═══ Supplied entries ═══

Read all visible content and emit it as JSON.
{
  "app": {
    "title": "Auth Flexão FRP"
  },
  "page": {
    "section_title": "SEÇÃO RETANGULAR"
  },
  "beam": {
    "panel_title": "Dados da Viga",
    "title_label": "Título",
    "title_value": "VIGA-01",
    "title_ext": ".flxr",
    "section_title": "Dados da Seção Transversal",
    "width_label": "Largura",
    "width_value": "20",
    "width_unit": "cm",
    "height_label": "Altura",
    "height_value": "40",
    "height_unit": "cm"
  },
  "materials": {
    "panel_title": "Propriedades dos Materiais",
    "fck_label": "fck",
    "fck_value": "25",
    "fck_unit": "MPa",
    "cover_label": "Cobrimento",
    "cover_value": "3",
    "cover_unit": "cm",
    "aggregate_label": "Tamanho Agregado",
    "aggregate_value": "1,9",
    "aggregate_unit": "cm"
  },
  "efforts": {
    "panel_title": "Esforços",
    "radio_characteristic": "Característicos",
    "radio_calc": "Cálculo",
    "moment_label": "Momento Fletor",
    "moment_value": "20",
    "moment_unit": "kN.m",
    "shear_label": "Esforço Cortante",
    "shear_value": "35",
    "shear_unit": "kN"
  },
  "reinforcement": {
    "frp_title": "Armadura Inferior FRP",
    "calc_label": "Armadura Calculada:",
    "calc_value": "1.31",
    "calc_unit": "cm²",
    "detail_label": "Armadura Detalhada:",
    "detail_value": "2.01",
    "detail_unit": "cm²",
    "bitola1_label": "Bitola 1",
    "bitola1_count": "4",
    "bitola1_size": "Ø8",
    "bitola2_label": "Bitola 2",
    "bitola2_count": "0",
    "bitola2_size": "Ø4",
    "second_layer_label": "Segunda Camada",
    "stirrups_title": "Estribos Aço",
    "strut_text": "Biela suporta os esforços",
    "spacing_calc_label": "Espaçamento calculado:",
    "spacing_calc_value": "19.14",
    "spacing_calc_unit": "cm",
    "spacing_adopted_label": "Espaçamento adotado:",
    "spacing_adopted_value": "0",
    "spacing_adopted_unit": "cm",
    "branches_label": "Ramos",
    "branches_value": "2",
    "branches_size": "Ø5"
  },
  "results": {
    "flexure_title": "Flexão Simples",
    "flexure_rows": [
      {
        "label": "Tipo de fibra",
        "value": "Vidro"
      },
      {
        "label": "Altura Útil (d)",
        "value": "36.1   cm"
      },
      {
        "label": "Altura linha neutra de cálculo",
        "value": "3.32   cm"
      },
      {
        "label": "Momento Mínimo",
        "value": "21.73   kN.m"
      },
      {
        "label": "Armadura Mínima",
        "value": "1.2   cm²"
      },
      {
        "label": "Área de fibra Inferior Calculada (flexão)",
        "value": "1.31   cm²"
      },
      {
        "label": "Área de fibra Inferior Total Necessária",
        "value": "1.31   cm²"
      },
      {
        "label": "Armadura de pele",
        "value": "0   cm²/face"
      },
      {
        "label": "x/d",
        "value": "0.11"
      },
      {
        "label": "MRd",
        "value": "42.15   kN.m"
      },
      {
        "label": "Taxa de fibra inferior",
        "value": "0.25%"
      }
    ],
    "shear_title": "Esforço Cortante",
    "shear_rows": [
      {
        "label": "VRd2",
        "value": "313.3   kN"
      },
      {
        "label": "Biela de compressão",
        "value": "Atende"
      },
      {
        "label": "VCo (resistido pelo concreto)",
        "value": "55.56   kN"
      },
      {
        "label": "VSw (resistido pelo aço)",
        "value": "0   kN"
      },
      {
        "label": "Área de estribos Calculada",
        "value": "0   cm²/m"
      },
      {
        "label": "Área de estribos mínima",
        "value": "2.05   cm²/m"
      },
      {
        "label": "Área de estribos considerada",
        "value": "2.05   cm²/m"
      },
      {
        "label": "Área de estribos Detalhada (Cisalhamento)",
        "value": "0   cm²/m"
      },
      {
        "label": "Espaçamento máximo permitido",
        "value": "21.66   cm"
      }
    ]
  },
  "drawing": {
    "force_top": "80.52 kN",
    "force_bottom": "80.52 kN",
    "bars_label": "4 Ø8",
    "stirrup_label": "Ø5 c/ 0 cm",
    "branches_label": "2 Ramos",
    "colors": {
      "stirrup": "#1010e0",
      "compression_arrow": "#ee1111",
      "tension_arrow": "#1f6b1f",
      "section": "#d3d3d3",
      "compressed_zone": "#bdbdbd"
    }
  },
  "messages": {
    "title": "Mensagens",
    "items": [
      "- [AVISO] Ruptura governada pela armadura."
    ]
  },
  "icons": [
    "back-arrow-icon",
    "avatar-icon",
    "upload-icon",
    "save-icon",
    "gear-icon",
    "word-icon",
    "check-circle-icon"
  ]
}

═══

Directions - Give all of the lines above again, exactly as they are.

Answer box -
Read all visible content and emit it as JSON.
{
  "app": {
    "title": "Auth Flexão FRP"
  },
  "page": {
    "section_title": "SEÇÃO RETANGULAR"
  },
  "beam": {
    "panel_title": "Dados da Viga",
    "title_label": "Título",
    "title_value": "VIGA-01",
    "title_ext": ".flxr",
    "section_title": "Dados da Seção Transversal",
    "width_label": "Largura",
    "width_value": "20",
    "width_unit": "cm",
    "height_label": "Altura",
    "height_value": "40",
    "height_unit": "cm"
  },
  "materials": {
    "panel_title": "Propriedades dos Materiais",
    "fck_label": "fck",
    "fck_value": "25",
    "fck_unit": "MPa",
    "cover_label": "Cobrimento",
    "cover_value": "3",
    "cover_unit": "cm",
    "aggregate_label": "Tamanho Agregado",
    "aggregate_value": "1,9",
    "aggregate_unit": "cm"
  },
  "efforts": {
    "panel_title": "Esforços",
    "radio_characteristic": "Característicos",
    "radio_calc": "Cálculo",
    "moment_label": "Momento Fletor",
    "moment_value": "20",
    "moment_unit": "kN.m",
    "shear_label": "Esforço Cortante",
    "shear_value": "35",
    "shear_unit": "kN"
  },
  "reinforcement": {
    "frp_title": "Armadura Inferior FRP",
    "calc_label": "Armadura Calculada:",
    "calc_value": "1.31",
    "calc_unit": "cm²",
    "detail_label": "Armadura Detalhada:",
    "detail_value": "2.01",
    "detail_unit": "cm²",
    "bitola1_label": "Bitola 1",
    "bitola1_count": "4",
    "bitola1_size": "Ø8",
    "bitola2_label": "Bitola 2",
    "bitola2_count": "0",
    "bitola2_size": "Ø4",
    "second_layer_label": "Segunda Camada",
    "stirrups_title": "Estribos Aço",
    "strut_text": "Biela suporta os esforços",
    "spacing_calc_label": "Espaçamento calculado:",
    "spacing_calc_value": "19.14",
    "spacing_calc_unit": "cm",
    "spacing_adopted_label": "Espaçamento adotado:",
    "spacing_adopted_value": "0",
    "spacing_adopted_unit": "cm",
    "branches_label": "Ramos",
    "branches_value": "2",
    "branches_size": "Ø5"
  },
  "results": {
    "flexure_title": "Flexão Simples",
    "flexure_rows": [
      {
        "label": "Tipo de fibra",
        "value": "Vidro"
      },
      {
        "label": "Altura Útil (d)",
        "value": "36.1   cm"
      },
      {
        "label": "Altura linha neutra de cálculo",
        "value": "3.32   cm"
      },
      {
        "label": "Momento Mínimo",
        "value": "21.73   kN.m"
      },
      {
        "label": "Armadura Mínima",
        "value": "1.2   cm²"
      },
      {
        "label": "Área de fibra Inferior Calculada (flexão)",
        "value": "1.31   cm²"
      },
      {
        "label": "Área de fibra Inferior Total Necessária",
        "value": "1.31   cm²"
      },
      {
        "label": "Armadura de pele",
        "value": "0   cm²/face"
      },
      {
        "label": "x/d",
        "value": "0.11"
      },
      {
        "label": "MRd",
        "value": "42.15   kN.m"
      },
      {
        "label": "Taxa de fibra inferior",
        "value": "0.25%"
      }
    ],
    "shear_title": "Esforço Cortante",
    "shear_rows": [
      {
        "label": "VRd2",
        "value": "313.3   kN"
      },
      {
        "label": "Biela de compressão",
        "value": "Atende"
      },
      {
        "label": "VCo (resistido pelo concreto)",
        "value": "55.56   kN"
      },
      {
        "label": "VSw (resistido pelo aço)",
        "value": "0   kN"
      },
      {
        "label": "Área de estribos Calculada",
        "value": "0   cm²/m"
      },
      {
        "label": "Área de estribos mínima",
        "value": "2.05   cm²/m"
      },
      {
        "label": "Área de estribos considerada",
        "value": "2.05   cm²/m"
      },
      {
        "label": "Área de estribos Detalhada (Cisalhamento)",
        "value": "0   cm²/m"
      },
      {
        "label": "Espaçamento máximo permitido",
        "value": "21.66   cm"
      }
    ]
  },
  "drawing": {
    "force_top": "80.52 kN",
    "force_bottom": "80.52 kN",
    "bars_label": "4 Ø8",
    "stirrup_label": "Ø5 c/ 0 cm",
    "branches_label": "2 Ramos",
    "colors": {
      "stirrup": "#1010e0",
      "compression_arrow": "#ee1111",
      "tension_arrow": "#1f6b1f",
      "section": "#d3d3d3",
      "compressed_zone": "#bdbdbd"
    }
  },
  "messages": {
    "title": "Mensagens",
    "items": [
      "- [AVISO] Ruptura governada pela armadura."
    ]
  },
  "icons": [
    "back-arrow-icon",
    "avatar-icon",
    "upload-icon",
    "save-icon",
    "gear-icon",
    "word-icon",
    "check-circle-icon"
  ]
}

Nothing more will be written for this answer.